### App and web page records:
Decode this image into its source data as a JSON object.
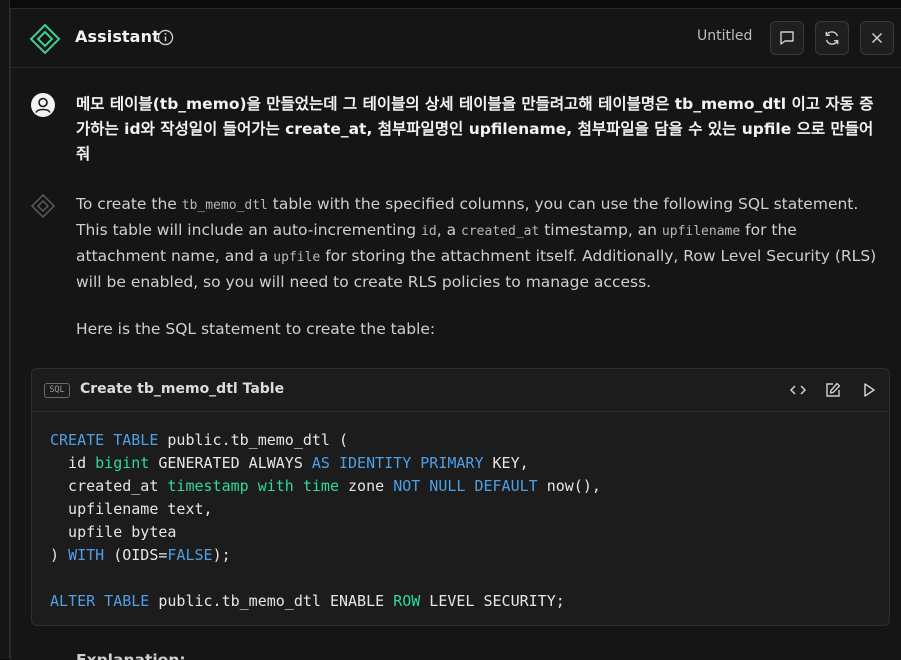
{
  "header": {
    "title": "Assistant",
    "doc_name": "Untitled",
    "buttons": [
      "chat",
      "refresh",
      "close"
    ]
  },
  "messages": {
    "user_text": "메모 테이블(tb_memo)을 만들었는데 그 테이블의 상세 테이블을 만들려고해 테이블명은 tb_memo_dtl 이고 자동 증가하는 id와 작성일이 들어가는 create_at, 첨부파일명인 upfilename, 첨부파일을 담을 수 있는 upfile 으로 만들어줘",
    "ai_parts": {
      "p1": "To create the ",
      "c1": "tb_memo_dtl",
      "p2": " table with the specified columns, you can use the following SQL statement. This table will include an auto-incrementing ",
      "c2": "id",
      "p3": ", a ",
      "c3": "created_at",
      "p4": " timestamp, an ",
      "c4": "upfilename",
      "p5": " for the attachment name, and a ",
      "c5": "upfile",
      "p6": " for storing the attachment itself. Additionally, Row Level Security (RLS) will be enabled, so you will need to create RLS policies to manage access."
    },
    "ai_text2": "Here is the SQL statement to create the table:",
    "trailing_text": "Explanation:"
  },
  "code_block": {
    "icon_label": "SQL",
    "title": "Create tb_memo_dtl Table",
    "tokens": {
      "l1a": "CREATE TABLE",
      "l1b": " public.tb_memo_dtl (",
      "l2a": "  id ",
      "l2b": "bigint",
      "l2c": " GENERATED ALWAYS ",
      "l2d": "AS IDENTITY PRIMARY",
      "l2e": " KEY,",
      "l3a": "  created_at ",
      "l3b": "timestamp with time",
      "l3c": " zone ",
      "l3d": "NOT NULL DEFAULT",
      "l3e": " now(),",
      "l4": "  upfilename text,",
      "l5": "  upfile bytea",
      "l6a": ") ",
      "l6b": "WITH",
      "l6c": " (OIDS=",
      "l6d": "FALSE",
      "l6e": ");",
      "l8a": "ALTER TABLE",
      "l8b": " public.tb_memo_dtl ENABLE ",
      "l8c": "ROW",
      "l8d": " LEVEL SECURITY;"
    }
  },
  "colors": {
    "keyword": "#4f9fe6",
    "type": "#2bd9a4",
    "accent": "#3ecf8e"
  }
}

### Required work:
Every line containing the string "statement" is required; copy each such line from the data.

### Answer to the problem:
      "p2": " table with the specified columns, you can use the following SQL statement. This table will include an auto-incrementing ",
    "ai_text2": "Here is the SQL statement to create the table:",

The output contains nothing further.